(Data about app and page elements)
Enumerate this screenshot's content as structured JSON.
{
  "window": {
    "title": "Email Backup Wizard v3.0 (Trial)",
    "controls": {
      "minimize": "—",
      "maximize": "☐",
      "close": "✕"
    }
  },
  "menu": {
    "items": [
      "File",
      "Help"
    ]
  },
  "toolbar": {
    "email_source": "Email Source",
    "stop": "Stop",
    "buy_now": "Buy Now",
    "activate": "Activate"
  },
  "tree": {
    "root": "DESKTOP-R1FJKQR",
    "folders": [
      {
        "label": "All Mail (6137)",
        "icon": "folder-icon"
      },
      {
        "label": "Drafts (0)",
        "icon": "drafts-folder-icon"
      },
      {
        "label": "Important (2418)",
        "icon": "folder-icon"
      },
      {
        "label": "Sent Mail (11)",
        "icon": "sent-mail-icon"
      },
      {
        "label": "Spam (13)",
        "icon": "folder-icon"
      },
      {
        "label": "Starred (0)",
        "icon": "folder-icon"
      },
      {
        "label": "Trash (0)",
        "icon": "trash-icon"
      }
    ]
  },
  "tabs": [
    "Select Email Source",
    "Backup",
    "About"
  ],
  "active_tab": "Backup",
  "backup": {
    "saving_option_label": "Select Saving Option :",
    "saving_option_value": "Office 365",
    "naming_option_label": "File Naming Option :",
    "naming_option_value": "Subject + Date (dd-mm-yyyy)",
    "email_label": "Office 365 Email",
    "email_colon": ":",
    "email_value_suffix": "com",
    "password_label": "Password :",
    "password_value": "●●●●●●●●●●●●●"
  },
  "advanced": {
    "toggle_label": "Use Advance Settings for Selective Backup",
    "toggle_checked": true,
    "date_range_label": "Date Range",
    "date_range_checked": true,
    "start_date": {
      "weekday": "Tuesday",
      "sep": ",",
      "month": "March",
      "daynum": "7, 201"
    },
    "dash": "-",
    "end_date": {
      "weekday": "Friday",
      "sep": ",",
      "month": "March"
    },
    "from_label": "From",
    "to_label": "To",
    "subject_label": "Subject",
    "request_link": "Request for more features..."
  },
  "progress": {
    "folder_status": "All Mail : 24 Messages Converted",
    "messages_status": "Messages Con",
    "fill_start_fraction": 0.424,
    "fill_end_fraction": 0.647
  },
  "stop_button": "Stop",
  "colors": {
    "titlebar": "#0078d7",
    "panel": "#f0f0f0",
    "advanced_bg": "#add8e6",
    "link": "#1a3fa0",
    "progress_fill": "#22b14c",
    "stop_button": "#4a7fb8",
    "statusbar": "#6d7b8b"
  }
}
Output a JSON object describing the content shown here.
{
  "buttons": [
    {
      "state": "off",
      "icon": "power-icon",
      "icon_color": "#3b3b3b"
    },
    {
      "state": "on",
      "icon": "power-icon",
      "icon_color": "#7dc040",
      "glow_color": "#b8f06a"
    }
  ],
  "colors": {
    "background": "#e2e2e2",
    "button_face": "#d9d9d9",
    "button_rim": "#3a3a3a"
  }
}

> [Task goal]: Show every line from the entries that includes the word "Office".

> [Exercise solution]:
    "saving_option_value": "Office 365",
    "email_label": "Office 365 Email",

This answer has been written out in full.